Task to complete:
Leave every entry as it is and write the data out in full.

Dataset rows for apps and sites
:::
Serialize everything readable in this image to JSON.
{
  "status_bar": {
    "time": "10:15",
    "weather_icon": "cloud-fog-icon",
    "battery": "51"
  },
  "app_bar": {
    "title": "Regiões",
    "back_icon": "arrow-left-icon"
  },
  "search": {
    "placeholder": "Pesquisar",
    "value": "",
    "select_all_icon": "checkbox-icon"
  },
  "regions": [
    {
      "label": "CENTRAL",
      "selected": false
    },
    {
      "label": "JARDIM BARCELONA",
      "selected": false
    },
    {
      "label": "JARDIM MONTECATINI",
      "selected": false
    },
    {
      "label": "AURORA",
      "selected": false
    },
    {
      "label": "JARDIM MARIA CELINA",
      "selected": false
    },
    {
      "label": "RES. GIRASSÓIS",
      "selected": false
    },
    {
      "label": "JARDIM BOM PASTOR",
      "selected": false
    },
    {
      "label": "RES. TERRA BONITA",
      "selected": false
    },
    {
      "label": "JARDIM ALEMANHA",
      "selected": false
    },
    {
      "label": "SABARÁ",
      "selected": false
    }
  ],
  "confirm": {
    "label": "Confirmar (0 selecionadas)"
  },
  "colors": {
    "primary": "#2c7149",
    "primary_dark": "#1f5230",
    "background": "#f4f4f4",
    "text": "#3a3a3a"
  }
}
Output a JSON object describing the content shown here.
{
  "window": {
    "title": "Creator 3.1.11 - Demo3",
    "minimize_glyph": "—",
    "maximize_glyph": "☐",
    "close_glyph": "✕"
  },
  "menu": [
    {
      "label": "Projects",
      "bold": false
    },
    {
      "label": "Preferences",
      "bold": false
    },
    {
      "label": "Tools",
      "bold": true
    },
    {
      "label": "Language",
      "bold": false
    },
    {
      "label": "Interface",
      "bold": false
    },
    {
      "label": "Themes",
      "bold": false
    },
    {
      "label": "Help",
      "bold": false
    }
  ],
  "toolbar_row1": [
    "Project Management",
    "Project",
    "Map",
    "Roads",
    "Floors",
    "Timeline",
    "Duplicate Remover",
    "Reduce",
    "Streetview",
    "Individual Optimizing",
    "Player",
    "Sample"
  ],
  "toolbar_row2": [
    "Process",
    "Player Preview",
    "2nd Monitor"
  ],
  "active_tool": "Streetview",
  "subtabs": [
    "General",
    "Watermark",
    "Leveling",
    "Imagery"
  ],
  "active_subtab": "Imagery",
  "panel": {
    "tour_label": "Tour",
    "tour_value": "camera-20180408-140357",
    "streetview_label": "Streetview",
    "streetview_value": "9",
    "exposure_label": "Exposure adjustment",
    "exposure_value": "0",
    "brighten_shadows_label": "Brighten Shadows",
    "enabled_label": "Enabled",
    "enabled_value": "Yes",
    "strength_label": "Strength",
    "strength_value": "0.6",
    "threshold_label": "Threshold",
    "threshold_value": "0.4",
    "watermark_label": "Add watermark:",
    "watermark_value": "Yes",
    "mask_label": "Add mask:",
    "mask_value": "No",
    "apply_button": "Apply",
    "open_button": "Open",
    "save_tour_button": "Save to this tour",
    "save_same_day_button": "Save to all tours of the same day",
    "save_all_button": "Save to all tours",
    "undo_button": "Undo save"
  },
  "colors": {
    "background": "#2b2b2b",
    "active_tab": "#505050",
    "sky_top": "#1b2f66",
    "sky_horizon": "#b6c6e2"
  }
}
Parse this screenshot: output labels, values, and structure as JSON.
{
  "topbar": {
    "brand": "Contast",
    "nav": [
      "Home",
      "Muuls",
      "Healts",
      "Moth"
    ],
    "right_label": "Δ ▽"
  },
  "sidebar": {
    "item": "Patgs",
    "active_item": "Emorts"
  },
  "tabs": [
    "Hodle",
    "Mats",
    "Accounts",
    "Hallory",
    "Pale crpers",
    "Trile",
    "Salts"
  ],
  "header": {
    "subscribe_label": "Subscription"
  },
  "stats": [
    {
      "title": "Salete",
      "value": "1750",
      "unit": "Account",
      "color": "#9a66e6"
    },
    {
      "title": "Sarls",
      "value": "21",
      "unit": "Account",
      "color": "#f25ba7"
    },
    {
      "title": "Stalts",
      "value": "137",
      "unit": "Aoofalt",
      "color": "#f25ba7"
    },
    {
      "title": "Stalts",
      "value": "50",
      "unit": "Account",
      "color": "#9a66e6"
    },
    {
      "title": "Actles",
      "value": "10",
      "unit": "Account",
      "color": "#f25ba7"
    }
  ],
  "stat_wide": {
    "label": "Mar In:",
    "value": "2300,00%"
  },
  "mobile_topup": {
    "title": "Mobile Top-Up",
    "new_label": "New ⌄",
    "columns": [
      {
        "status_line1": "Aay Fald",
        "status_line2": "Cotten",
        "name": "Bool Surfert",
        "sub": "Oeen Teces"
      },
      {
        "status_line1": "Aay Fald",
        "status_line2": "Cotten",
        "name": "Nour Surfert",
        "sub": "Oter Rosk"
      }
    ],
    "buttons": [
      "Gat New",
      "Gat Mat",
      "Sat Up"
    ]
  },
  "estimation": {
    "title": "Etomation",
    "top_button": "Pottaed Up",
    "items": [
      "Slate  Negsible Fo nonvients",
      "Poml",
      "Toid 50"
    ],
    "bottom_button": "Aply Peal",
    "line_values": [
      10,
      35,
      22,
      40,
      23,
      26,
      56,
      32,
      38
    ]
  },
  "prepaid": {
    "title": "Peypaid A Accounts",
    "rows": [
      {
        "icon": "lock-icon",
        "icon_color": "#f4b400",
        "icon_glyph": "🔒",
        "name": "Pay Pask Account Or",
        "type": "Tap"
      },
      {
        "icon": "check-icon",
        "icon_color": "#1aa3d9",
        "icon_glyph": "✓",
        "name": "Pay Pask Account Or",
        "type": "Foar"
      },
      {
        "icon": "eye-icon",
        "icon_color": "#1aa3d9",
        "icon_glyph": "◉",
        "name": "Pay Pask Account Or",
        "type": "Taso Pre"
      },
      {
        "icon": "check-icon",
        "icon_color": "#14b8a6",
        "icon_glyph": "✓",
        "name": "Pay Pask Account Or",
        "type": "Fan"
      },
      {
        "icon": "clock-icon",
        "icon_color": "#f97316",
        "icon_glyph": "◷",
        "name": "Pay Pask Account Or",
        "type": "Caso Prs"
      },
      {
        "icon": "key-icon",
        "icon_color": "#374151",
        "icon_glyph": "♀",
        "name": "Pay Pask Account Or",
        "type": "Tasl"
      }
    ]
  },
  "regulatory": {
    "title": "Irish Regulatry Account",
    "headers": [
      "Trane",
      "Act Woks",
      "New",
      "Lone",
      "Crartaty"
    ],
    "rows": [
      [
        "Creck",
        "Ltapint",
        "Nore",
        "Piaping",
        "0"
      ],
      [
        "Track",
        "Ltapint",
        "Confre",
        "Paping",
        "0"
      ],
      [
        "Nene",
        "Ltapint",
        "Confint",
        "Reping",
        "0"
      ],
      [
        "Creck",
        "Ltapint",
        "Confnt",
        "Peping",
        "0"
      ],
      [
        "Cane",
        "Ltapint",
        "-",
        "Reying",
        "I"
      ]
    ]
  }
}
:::
Reply to the exercise:
Serialize everything readable in this image to JSON.
{
  "status_bar": {
    "time": "10:15",
    "weather_icon": "cloud-fog-icon",
    "battery": "51"
  },
  "app_bar": {
    "title": "Regiões",
    "back_icon": "arrow-left-icon"
  },
  "search": {
    "placeholder": "Pesquisar",
    "value": "",
    "select_all_icon": "checkbox-icon"
  },
  "regions": [
    {
      "label": "CENTRAL",
      "selected": false
    },
    {
      "label": "JARDIM BARCELONA",
      "selected": false
    },
    {
      "label": "JARDIM MONTECATINI",
      "selected": false
    },
    {
      "label": "AURORA",
      "selected": false
    },
    {
      "label": "JARDIM MARIA CELINA",
      "selected": false
    },
    {
      "label": "RES. GIRASSÓIS",
      "selected": false
    },
    {
      "label": "JARDIM BOM PASTOR",
      "selected": false
    },
    {
      "label": "RES. TERRA BONITA",
      "selected": false
    },
    {
      "label": "JARDIM ALEMANHA",
      "selected": false
    },
    {
      "label": "SABARÁ",
      "selected": false
    }
  ],
  "confirm": {
    "label": "Confirmar (0 selecionadas)"
  },
  "colors": {
    "primary": "#2c7149",
    "primary_dark": "#1f5230",
    "background": "#f4f4f4",
    "text": "#3a3a3a"
  }
}
Output a JSON object describing the content shown here.
{
  "window": {
    "title": "Creator 3.1.11 - Demo3",
    "minimize_glyph": "—",
    "maximize_glyph": "☐",
    "close_glyph": "✕"
  },
  "menu": [
    {
      "label": "Projects",
      "bold": false
    },
    {
      "label": "Preferences",
      "bold": false
    },
    {
      "label": "Tools",
      "bold": true
    },
    {
      "label": "Language",
      "bold": false
    },
    {
      "label": "Interface",
      "bold": false
    },
    {
      "label": "Themes",
      "bold": false
    },
    {
      "label": "Help",
      "bold": false
    }
  ],
  "toolbar_row1": [
    "Project Management",
    "Project",
    "Map",
    "Roads",
    "Floors",
    "Timeline",
    "Duplicate Remover",
    "Reduce",
    "Streetview",
    "Individual Optimizing",
    "Player",
    "Sample"
  ],
  "toolbar_row2": [
    "Process",
    "Player Preview",
    "2nd Monitor"
  ],
  "active_tool": "Streetview",
  "subtabs": [
    "General",
    "Watermark",
    "Leveling",
    "Imagery"
  ],
  "active_subtab": "Imagery",
  "panel": {
    "tour_label": "Tour",
    "tour_value": "camera-20180408-140357",
    "streetview_label": "Streetview",
    "streetview_value": "9",
    "exposure_label": "Exposure adjustment",
    "exposure_value": "0",
    "brighten_shadows_label": "Brighten Shadows",
    "enabled_label": "Enabled",
    "enabled_value": "Yes",
    "strength_label": "Strength",
    "strength_value": "0.6",
    "threshold_label": "Threshold",
    "threshold_value": "0.4",
    "watermark_label": "Add watermark:",
    "watermark_value": "Yes",
    "mask_label": "Add mask:",
    "mask_value": "No",
    "apply_button": "Apply",
    "open_button": "Open",
    "save_tour_button": "Save to this tour",
    "save_same_day_button": "Save to all tours of the same day",
    "save_all_button": "Save to all tours",
    "undo_button": "Undo save"
  },
  "colors": {
    "background": "#2b2b2b",
    "active_tab": "#505050",
    "sky_top": "#1b2f66",
    "sky_horizon": "#b6c6e2"
  }
}
Parse this screenshot: output labels, values, and structure as JSON.
{
  "topbar": {
    "brand": "Contast",
    "nav": [
      "Home",
      "Muuls",
      "Healts",
      "Moth"
    ],
    "right_label": "Δ ▽"
  },
  "sidebar": {
    "item": "Patgs",
    "active_item": "Emorts"
  },
  "tabs": [
    "Hodle",
    "Mats",
    "Accounts",
    "Hallory",
    "Pale crpers",
    "Trile",
    "Salts"
  ],
  "header": {
    "subscribe_label": "Subscription"
  },
  "stats": [
    {
      "title": "Salete",
      "value": "1750",
      "unit": "Account",
      "color": "#9a66e6"
    },
    {
      "title": "Sarls",
      "value": "21",
      "unit": "Account",
      "color": "#f25ba7"
    },
    {
      "title": "Stalts",
      "value": "137",
      "unit": "Aoofalt",
      "color": "#f25ba7"
    },
    {
      "title": "Stalts",
      "value": "50",
      "unit": "Account",
      "color": "#9a66e6"
    },
    {
      "title": "Actles",
      "value": "10",
      "unit": "Account",
      "color": "#f25ba7"
    }
  ],
  "stat_wide": {
    "label": "Mar In:",
    "value": "2300,00%"
  },
  "mobile_topup": {
    "title": "Mobile Top-Up",
    "new_label": "New ⌄",
    "columns": [
      {
        "status_line1": "Aay Fald",
        "status_line2": "Cotten",
        "name": "Bool Surfert",
        "sub": "Oeen Teces"
      },
      {
        "status_line1": "Aay Fald",
        "status_line2": "Cotten",
        "name": "Nour Surfert",
        "sub": "Oter Rosk"
      }
    ],
    "buttons": [
      "Gat New",
      "Gat Mat",
      "Sat Up"
    ]
  },
  "estimation": {
    "title": "Etomation",
    "top_button": "Pottaed Up",
    "items": [
      "Slate  Negsible Fo nonvients",
      "Poml",
      "Toid 50"
    ],
    "bottom_button": "Aply Peal",
    "line_values": [
      10,
      35,
      22,
      40,
      23,
      26,
      56,
      32,
      38
    ]
  },
  "prepaid": {
    "title": "Peypaid A Accounts",
    "rows": [
      {
        "icon": "lock-icon",
        "icon_color": "#f4b400",
        "icon_glyph": "🔒",
        "name": "Pay Pask Account Or",
        "type": "Tap"
      },
      {
        "icon": "check-icon",
        "icon_color": "#1aa3d9",
        "icon_glyph": "✓",
        "name": "Pay Pask Account Or",
        "type": "Foar"
      },
      {
        "icon": "eye-icon",
        "icon_color": "#1aa3d9",
        "icon_glyph": "◉",
        "name": "Pay Pask Account Or",
        "type": "Taso Pre"
      },
      {
        "icon": "check-icon",
        "icon_color": "#14b8a6",
        "icon_glyph": "✓",
        "name": "Pay Pask Account Or",
        "type": "Fan"
      },
      {
        "icon": "clock-icon",
        "icon_color": "#f97316",
        "icon_glyph": "◷",
        "name": "Pay Pask Account Or",
        "type": "Caso Prs"
      },
      {
        "icon": "key-icon",
        "icon_color": "#374151",
        "icon_glyph": "♀",
        "name": "Pay Pask Account Or",
        "type": "Tasl"
      }
    ]
  },
  "regulatory": {
    "title": "Irish Regulatry Account",
    "headers": [
      "Trane",
      "Act Woks",
      "New",
      "Lone",
      "Crartaty"
    ],
    "rows": [
      [
        "Creck",
        "Ltapint",
        "Nore",
        "Piaping",
        "0"
      ],
      [
        "Track",
        "Ltapint",
        "Confre",
        "Paping",
        "0"
      ],
      [
        "Nene",
        "Ltapint",
        "Confint",
        "Reping",
        "0"
      ],
      [
        "Creck",
        "Ltapint",
        "Confnt",
        "Peping",
        "0"
      ],
      [
        "Cane",
        "Ltapint",
        "-",
        "Reying",
        "I"
      ]
    ]
  }
}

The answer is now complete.